• [THE TASK]: Show every line in the entries below where the word "détails" appears.

• [DATA FOR THIS EXERCISE]:

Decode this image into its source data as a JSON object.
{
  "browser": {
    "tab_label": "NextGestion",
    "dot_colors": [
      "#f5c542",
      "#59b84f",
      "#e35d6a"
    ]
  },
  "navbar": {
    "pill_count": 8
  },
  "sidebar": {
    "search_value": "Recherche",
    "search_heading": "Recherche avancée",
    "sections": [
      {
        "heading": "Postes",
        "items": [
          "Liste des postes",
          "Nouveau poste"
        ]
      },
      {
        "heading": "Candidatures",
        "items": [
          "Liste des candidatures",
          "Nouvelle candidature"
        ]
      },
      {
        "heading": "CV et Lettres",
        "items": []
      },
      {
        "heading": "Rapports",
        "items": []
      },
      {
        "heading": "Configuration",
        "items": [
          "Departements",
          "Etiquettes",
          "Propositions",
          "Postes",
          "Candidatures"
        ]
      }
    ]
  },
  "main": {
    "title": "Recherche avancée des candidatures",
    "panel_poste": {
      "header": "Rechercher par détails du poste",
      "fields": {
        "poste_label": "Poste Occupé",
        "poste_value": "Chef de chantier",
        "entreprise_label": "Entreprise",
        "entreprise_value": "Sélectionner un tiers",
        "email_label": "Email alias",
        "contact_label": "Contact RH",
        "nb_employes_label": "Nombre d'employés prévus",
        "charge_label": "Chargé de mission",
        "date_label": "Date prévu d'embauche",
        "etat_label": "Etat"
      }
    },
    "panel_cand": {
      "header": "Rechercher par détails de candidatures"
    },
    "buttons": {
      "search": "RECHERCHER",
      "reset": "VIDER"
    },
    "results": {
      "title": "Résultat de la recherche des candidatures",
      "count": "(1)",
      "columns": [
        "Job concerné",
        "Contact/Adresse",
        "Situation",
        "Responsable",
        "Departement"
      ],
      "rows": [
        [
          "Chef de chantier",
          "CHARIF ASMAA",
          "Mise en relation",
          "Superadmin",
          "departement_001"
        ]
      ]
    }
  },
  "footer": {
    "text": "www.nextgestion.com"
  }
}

• [YOUR SOLUTION]:
      "header": "Rechercher par détails du poste",
      "header": "Rechercher par détails de candidatures"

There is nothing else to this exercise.